▶ Exercise description
Pick each line containing "Rate" out of the records.

▶ Source data
*****

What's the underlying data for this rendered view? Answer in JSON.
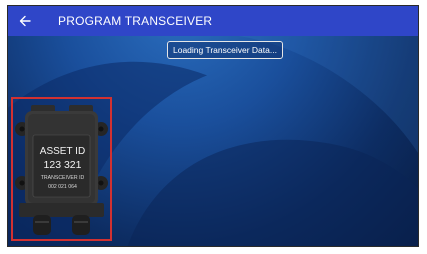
{
  "header": {
    "title": "PROGRAM TRANSCEIVER",
    "back_icon": "arrow-left-icon"
  },
  "status": {
    "message": "Loading Transceiver Data..."
  },
  "device": {
    "asset_id_label": "ASSET ID",
    "asset_id_value": "123 321",
    "transceiver_id_label": "TRANSCEIVER ID",
    "transceiver_id_value": "002 021 064",
    "highlight_color": "#d23131"
  },
  "colors": {
    "header": "#2f46c8",
    "background": "#1a4f9c"
  }
}
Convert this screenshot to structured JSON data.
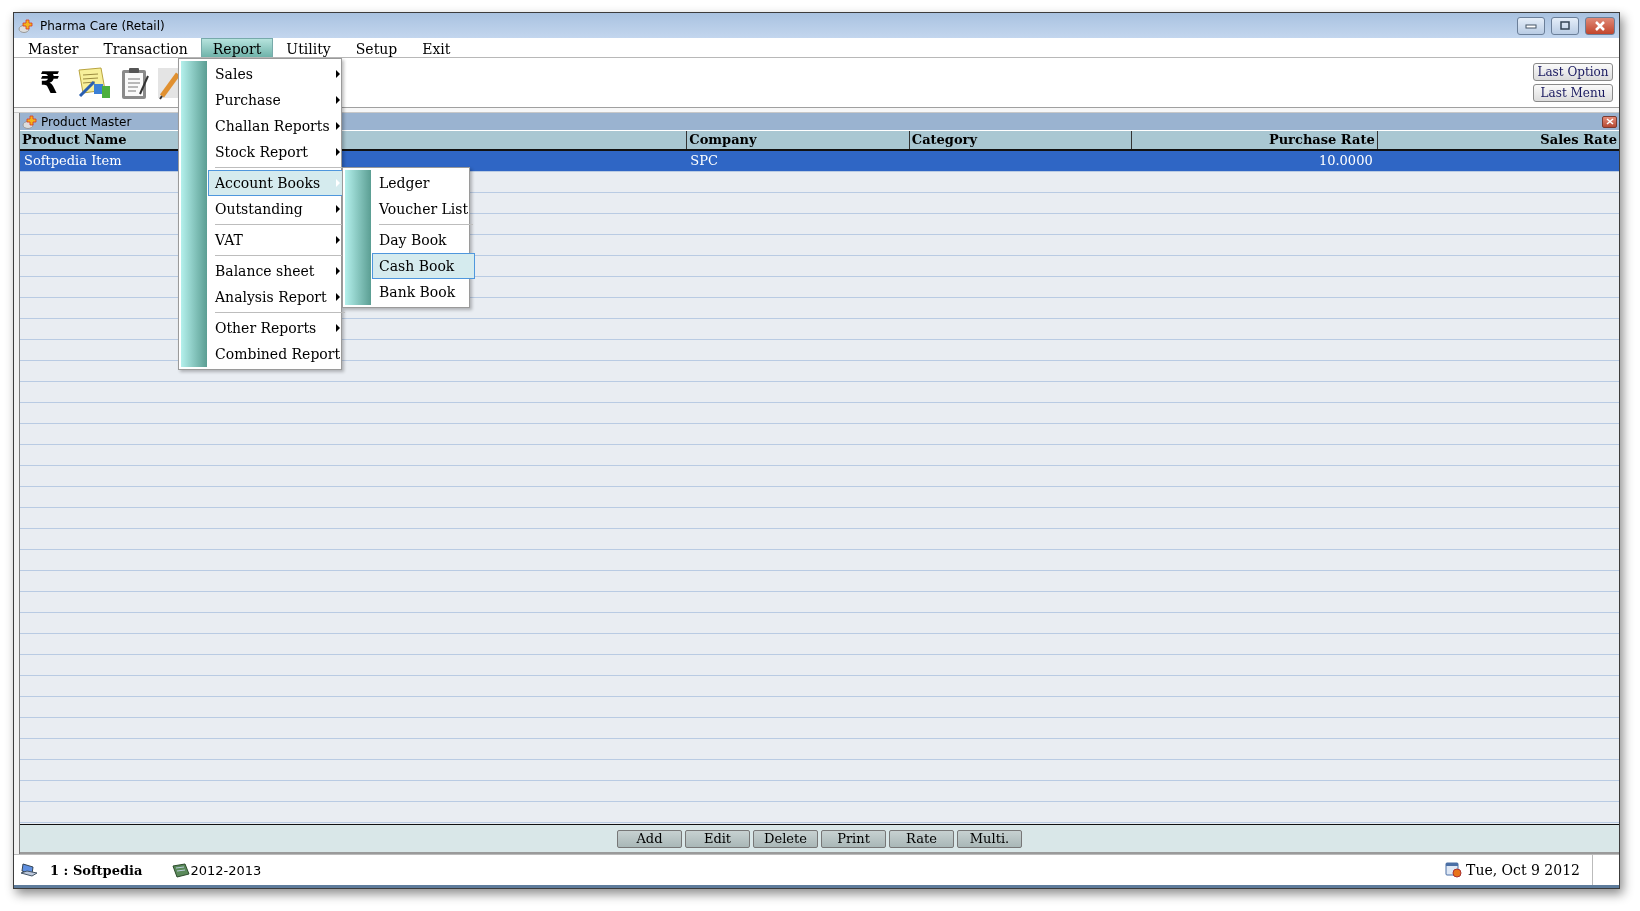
{
  "window": {
    "title": "Pharma Care (Retail)"
  },
  "menu_bar": [
    {
      "label": "Master",
      "selected": false
    },
    {
      "label": "Transaction",
      "selected": false
    },
    {
      "label": "Report",
      "selected": true
    },
    {
      "label": "Utility",
      "selected": false
    },
    {
      "label": "Setup",
      "selected": false
    },
    {
      "label": "Exit",
      "selected": false
    }
  ],
  "toolbar": {
    "rupee": "₹"
  },
  "side_buttons": [
    "Last Option",
    "Last Menu"
  ],
  "report_menu": [
    {
      "label": "Sales",
      "submenu": true,
      "selected": false,
      "separator_above": false
    },
    {
      "label": "Purchase",
      "submenu": true,
      "selected": false,
      "separator_above": false
    },
    {
      "label": "Challan Reports",
      "submenu": true,
      "selected": false,
      "separator_above": false
    },
    {
      "label": "Stock Report",
      "submenu": true,
      "selected": false,
      "separator_above": false
    },
    {
      "label": "Account Books",
      "submenu": true,
      "selected": true,
      "separator_above": true
    },
    {
      "label": "Outstanding",
      "submenu": true,
      "selected": false,
      "separator_above": false
    },
    {
      "label": "VAT",
      "submenu": true,
      "selected": false,
      "separator_above": true
    },
    {
      "label": "Balance sheet",
      "submenu": true,
      "selected": false,
      "separator_above": true
    },
    {
      "label": "Analysis Report",
      "submenu": true,
      "selected": false,
      "separator_above": false
    },
    {
      "label": "Other Reports",
      "submenu": true,
      "selected": false,
      "separator_above": true
    },
    {
      "label": "Combined Report",
      "submenu": false,
      "selected": false,
      "separator_above": false
    }
  ],
  "account_books_menu": [
    {
      "label": "Ledger",
      "submenu": false,
      "selected": false,
      "separator_above": false
    },
    {
      "label": "Voucher List",
      "submenu": false,
      "selected": false,
      "separator_above": false
    },
    {
      "label": "Day Book",
      "submenu": false,
      "selected": false,
      "separator_above": true
    },
    {
      "label": "Cash Book",
      "submenu": false,
      "selected": true,
      "separator_above": false
    },
    {
      "label": "Bank Book",
      "submenu": false,
      "selected": false,
      "separator_above": false
    }
  ],
  "child_window": {
    "title": "Product Master"
  },
  "table": {
    "columns": [
      {
        "label": "Product Name",
        "numeric": false
      },
      {
        "label": "Company",
        "numeric": false
      },
      {
        "label": "Category",
        "numeric": false
      },
      {
        "label": "Purchase Rate",
        "numeric": true
      },
      {
        "label": "Sales Rate",
        "numeric": true
      }
    ],
    "rows": [
      {
        "cells": [
          "Softpedia Item",
          "SPC",
          null,
          "10.0000",
          null
        ],
        "selected": true
      }
    ]
  },
  "bottom_buttons": [
    "Add",
    "Edit",
    "Delete",
    "Print",
    "Rate",
    "Multi."
  ],
  "status_bar": {
    "company": "1 : Softpedia",
    "year": "2012-2013",
    "date": "Tue, Oct 9 2012"
  }
}
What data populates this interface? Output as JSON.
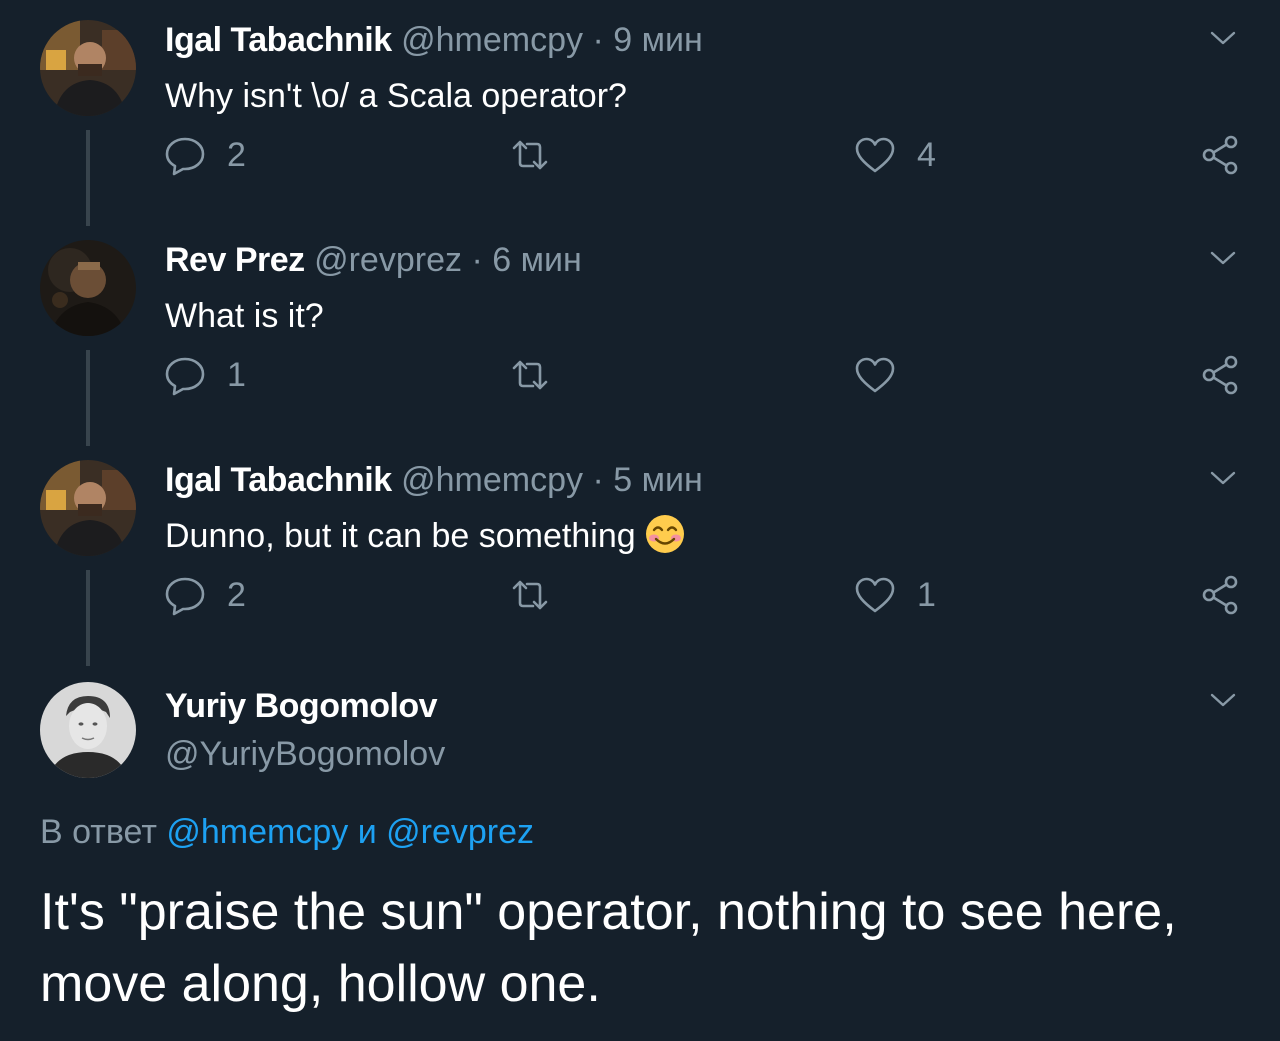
{
  "tweets": [
    {
      "name": "Igal Tabachnik",
      "handle": "@hmemcpy",
      "dot": "·",
      "time": "9 мин",
      "text": "Why isn't \\o/ a Scala operator?",
      "reply_count": "2",
      "retweet_count": "",
      "like_count": "4"
    },
    {
      "name": "Rev Prez",
      "handle": "@revprez",
      "dot": "·",
      "time": "6 мин",
      "text": "What is it?",
      "reply_count": "1",
      "retweet_count": "",
      "like_count": ""
    },
    {
      "name": "Igal Tabachnik",
      "handle": "@hmemcpy",
      "dot": "·",
      "time": "5 мин",
      "text": "Dunno, but it can be something",
      "emoji": "smiling-face-icon",
      "reply_count": "2",
      "retweet_count": "",
      "like_count": "1"
    }
  ],
  "main": {
    "name": "Yuriy Bogomolov",
    "handle": "@YuriyBogomolov",
    "reply_prefix": "В ответ",
    "mention1": "@hmemcpy",
    "conj": "и",
    "mention2": "@revprez",
    "body": "It's \"praise the sun\" operator, nothing to see here, move along, hollow one."
  },
  "icons": {
    "reply": "reply-icon",
    "retweet": "retweet-icon",
    "like": "heart-icon",
    "share": "share-icon",
    "menu": "chevron-down-icon"
  },
  "colors": {
    "background": "#15202b",
    "text": "#ffffff",
    "secondary": "#8899a6",
    "link": "#1da1f2",
    "thread_line": "#38444d"
  }
}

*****

▶ Solution for this task
        "label": "Purchase Rate",
        "label": "Sales Rate",
    "Rate",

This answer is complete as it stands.